Every entry is to be written out word for word.

Top of Material shown

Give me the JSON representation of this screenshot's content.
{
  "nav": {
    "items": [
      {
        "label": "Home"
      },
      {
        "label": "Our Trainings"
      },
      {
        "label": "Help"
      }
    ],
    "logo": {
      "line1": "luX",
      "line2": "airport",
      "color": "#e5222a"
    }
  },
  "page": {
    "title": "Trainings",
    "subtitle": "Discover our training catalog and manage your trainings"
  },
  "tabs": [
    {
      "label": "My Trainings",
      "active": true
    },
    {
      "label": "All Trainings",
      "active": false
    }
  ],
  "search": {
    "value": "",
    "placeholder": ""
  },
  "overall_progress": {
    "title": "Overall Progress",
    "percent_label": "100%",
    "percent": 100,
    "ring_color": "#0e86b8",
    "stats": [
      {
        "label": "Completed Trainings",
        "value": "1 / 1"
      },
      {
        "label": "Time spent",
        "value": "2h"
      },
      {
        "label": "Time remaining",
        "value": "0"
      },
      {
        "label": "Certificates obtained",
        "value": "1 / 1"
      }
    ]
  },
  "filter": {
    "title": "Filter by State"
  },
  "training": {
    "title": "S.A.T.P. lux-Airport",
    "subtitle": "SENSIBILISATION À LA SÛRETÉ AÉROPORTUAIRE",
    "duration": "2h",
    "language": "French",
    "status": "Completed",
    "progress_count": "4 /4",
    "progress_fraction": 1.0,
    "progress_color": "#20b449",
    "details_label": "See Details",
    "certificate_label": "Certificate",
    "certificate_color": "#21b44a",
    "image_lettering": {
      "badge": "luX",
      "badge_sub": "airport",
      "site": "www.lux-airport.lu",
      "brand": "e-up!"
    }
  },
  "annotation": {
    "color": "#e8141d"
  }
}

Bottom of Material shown

◆ **Result of the task**
Give me the JSON representation of this screenshot's content.
{
  "nav": {
    "items": [
      {
        "label": "Home"
      },
      {
        "label": "Our Trainings"
      },
      {
        "label": "Help"
      }
    ],
    "logo": {
      "line1": "luX",
      "line2": "airport",
      "color": "#e5222a"
    }
  },
  "page": {
    "title": "Trainings",
    "subtitle": "Discover our training catalog and manage your trainings"
  },
  "tabs": [
    {
      "label": "My Trainings",
      "active": true
    },
    {
      "label": "All Trainings",
      "active": false
    }
  ],
  "search": {
    "value": "",
    "placeholder": ""
  },
  "overall_progress": {
    "title": "Overall Progress",
    "percent_label": "100%",
    "percent": 100,
    "ring_color": "#0e86b8",
    "stats": [
      {
        "label": "Completed Trainings",
        "value": "1 / 1"
      },
      {
        "label": "Time spent",
        "value": "2h"
      },
      {
        "label": "Time remaining",
        "value": "0"
      },
      {
        "label": "Certificates obtained",
        "value": "1 / 1"
      }
    ]
  },
  "filter": {
    "title": "Filter by State"
  },
  "training": {
    "title": "S.A.T.P. lux-Airport",
    "subtitle": "SENSIBILISATION À LA SÛRETÉ AÉROPORTUAIRE",
    "duration": "2h",
    "language": "French",
    "status": "Completed",
    "progress_count": "4 /4",
    "progress_fraction": 1.0,
    "progress_color": "#20b449",
    "details_label": "See Details",
    "certificate_label": "Certificate",
    "certificate_color": "#21b44a",
    "image_lettering": {
      "badge": "luX",
      "badge_sub": "airport",
      "site": "www.lux-airport.lu",
      "brand": "e-up!"
    }
  },
  "annotation": {
    "color": "#e8141d"
  }
}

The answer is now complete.